Dems weigh assault on Trump rules, but time is short

By Kelsey Brugger | 03/17/2021 07:06 AM EDT

Democrats said yesterday they are still considering using the Congressional Review Act to undo Trump environmental rollbacks, but the administration may be hesitant to deploy the rule-killing tool.

Sen. Brian Schatz (D-Hawaii), seen here during a hearing in 2019, has taken a leading role in pushing the repeal of Trump-era rules.

Sen. Brian Schatz (D-Hawaii), seen here during a hearing in 2019, has taken a leading role in pushing the repeal of Trump-era rules. Francis Chung/E&E News

Democrats said yesterday they are still considering using the Congressional Review Act to quickly kill Trump environmental rollbacks.

"We’re evaluating which are the most constructive to look at," Hawaii Democratic Sen. Brian Schatz told E&E News yesterday.

Some progressive and green groups have been urging Democrats to use the CRA to ax certain Trump actions before the clock runs out.


Under the law, Congress and the White House can quickly repeal a regulation finalized within 60 legislative days, or roughly six months.

That means Democratic lawmakers have until April 2 to introduce a CRA resolution of disapproval. Congress would then have to approve the resolution with a simple majority by late May. But so far, no such resolution has been introduced.

Some observers predicted that the Democrats’ surprise Senate takeover in January would lead to numerous CRA repeals, but there has yet to be a concrete effort in that direction (E&E Daily, Feb 18).

Many Democrats are eyeing for elimination the Trump EPA’s action on methane, which replaced Obama-era standards, or the Interior Department’s Alaska logging rule.
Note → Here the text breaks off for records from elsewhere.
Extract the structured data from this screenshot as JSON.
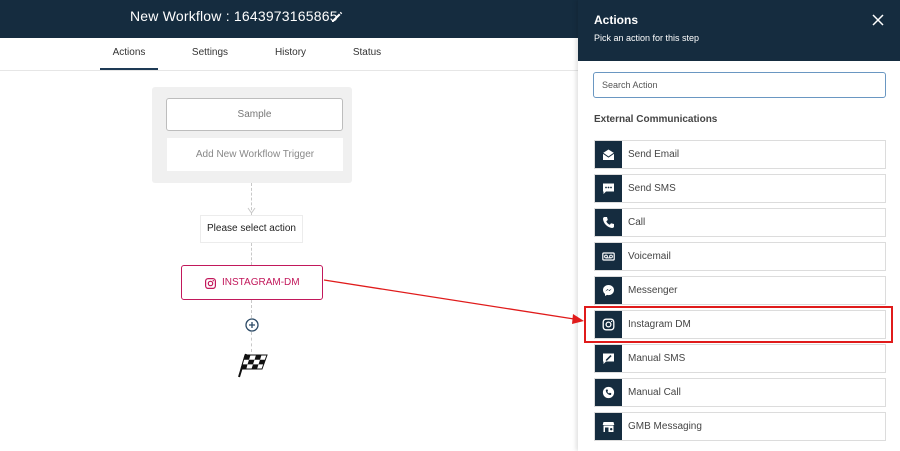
{
  "header": {
    "title": "New Workflow : 1643973165865"
  },
  "tabs": [
    {
      "label": "Actions",
      "active": true
    },
    {
      "label": "Settings",
      "active": false
    },
    {
      "label": "History",
      "active": false
    },
    {
      "label": "Status",
      "active": false
    }
  ],
  "canvas": {
    "trigger_box": {
      "sample_label": "Sample",
      "add_trigger_label": "Add New Workflow Trigger"
    },
    "select_action_label": "Please select action",
    "action_node": {
      "label": "INSTAGRAM-DM",
      "icon": "instagram-icon"
    }
  },
  "panel": {
    "title": "Actions",
    "subtitle": "Pick an action for this step",
    "search_placeholder": "Search Action",
    "section_title": "External Communications",
    "items": [
      {
        "label": "Send Email",
        "icon": "email-icon"
      },
      {
        "label": "Send SMS",
        "icon": "sms-icon"
      },
      {
        "label": "Call",
        "icon": "phone-icon"
      },
      {
        "label": "Voicemail",
        "icon": "voicemail-icon"
      },
      {
        "label": "Messenger",
        "icon": "messenger-icon"
      },
      {
        "label": "Instagram DM",
        "icon": "instagram-icon",
        "highlighted": true
      },
      {
        "label": "Manual SMS",
        "icon": "manual-sms-icon"
      },
      {
        "label": "Manual Call",
        "icon": "manual-call-icon"
      },
      {
        "label": "GMB Messaging",
        "icon": "gmb-icon"
      }
    ]
  },
  "colors": {
    "header_bg": "#152c3f",
    "accent_instagram": "#c2185b",
    "annotation_red": "#e01b1b",
    "search_border": "#6a97c2"
  }
}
Other liberals have always expressed misgivings about deploying the CRA, thinking the law inherently favors anti-regulatory zealots in the Republican Party.
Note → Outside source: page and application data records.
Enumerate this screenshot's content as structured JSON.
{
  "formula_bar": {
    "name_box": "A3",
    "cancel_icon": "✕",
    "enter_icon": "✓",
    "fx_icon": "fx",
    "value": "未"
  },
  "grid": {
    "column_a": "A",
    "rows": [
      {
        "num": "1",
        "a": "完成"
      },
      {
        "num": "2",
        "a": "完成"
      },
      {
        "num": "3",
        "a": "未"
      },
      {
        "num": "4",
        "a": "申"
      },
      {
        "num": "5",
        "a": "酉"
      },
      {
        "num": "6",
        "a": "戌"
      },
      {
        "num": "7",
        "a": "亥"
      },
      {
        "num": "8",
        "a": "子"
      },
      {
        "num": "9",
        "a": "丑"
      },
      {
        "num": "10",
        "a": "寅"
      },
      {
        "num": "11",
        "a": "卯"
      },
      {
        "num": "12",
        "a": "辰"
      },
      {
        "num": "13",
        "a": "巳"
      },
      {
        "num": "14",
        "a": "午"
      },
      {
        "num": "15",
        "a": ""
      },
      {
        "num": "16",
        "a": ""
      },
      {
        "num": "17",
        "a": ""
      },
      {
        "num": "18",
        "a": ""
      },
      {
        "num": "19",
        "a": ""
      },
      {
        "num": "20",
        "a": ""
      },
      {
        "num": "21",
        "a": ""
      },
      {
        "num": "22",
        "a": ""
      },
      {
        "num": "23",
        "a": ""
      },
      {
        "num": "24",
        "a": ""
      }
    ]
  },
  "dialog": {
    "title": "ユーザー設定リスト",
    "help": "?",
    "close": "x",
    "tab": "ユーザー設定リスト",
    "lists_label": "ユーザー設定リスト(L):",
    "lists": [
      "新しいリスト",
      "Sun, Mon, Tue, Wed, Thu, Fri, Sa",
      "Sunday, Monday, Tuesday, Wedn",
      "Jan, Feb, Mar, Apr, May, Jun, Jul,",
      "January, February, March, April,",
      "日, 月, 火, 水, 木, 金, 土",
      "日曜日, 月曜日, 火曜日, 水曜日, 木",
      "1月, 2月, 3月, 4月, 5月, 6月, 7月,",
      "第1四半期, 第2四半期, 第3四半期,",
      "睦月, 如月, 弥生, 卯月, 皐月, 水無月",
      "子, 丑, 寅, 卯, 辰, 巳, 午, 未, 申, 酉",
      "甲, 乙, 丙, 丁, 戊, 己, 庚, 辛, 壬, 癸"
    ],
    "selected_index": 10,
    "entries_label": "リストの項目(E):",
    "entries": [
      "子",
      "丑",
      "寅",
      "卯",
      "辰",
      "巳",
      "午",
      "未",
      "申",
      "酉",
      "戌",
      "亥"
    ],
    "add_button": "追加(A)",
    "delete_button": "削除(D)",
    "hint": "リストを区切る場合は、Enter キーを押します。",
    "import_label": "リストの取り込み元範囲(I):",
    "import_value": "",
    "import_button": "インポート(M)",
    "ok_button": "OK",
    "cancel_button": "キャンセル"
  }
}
Matt Kent, an analyst at left-leaning Public Citizen who has been calling on Democrats to act, said the motivation factor is missing.
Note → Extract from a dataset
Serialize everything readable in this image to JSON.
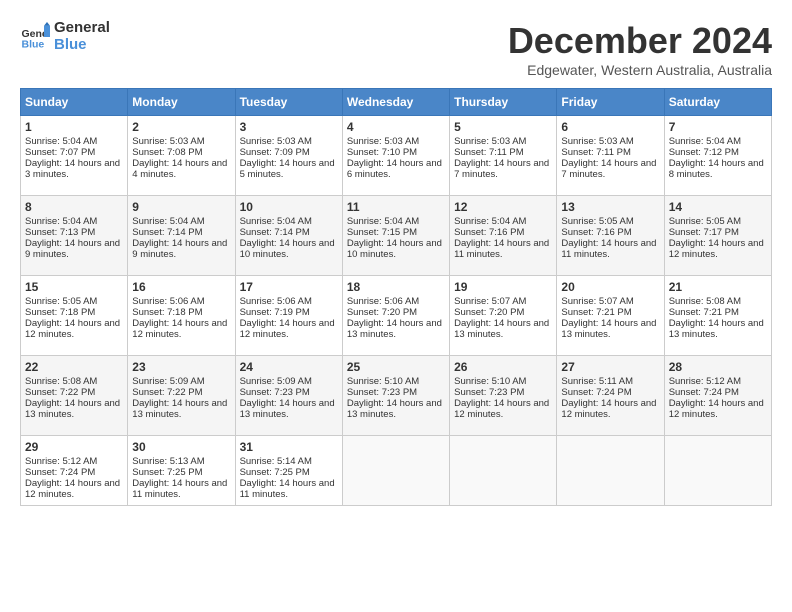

"There is a lack of leadership," he said, "whether that is Congress or the Biden administration — we are running out of time, and someone has to take point."

A Democratic congressional aide said CRA is not off the table, adding that lawmakers are weighing their options with the White House.

‘Not so fast’

Skeptics worry that the process could backfire. Schatz added that agency officials, when broached about the issue, said "not so fast," and suggested the officials were worried using the CRA would prohibit the agencies from issuing new rulemakings.

A provision in the law says agencies can’t issue rules that are "substantially the same" from repealed ones. It’s sometimes referred to as the "salt the earth" provision.

But progressives disagree on the effect of the language. Amit Narang, another pro-CRA advocate, noted that the earth has not been "salted" in areas where the Republican Party used the CRA to repeal 16 Obama regulations.

"The CRA does NOT ‘salt the earth’ so have no fear," Narang, also with Public Citizen, tweeted this week.

Schatz stressed that nothing is a done deal. "I want their feedback," he said of EPA and Interior officials. "If this prohibits us from doing a new rulemaking, maybe it’s better we go through the Administrative Procedure Act and do this the old-fashioned way."

Schatz noted that the issue is "turning out to be a bigger challenge than we thought," but said that if Congress does not take advantage of the CRA window to pursue regulatory rollbacks, "it’s because we have a better plan within the agency."

Agency meeting

EPA and Interior press aides declined to comment, but records show that there has been some discussion on the topic.

Calendars obtained by E&E News under the Freedom of Information Act show that Tomás Carbonell, an official in the air office, had a meeting in January titled "Methane CRA."

Richard Revesz, a New York University professor whose name has been floated as a possible head of the White House regulatory shop, noted that CRA disapprovals are a "very powerful tool" that speeds up the rule-killing process.

But he added that the resolutions "can take up to 10 hours of Senate debate time — a limited commodity during the relatively short period." He said, "The decision on how to best allocate Senate time is therefore a complex one."

Reporters Emma Dumain and Sean Reilly contributed.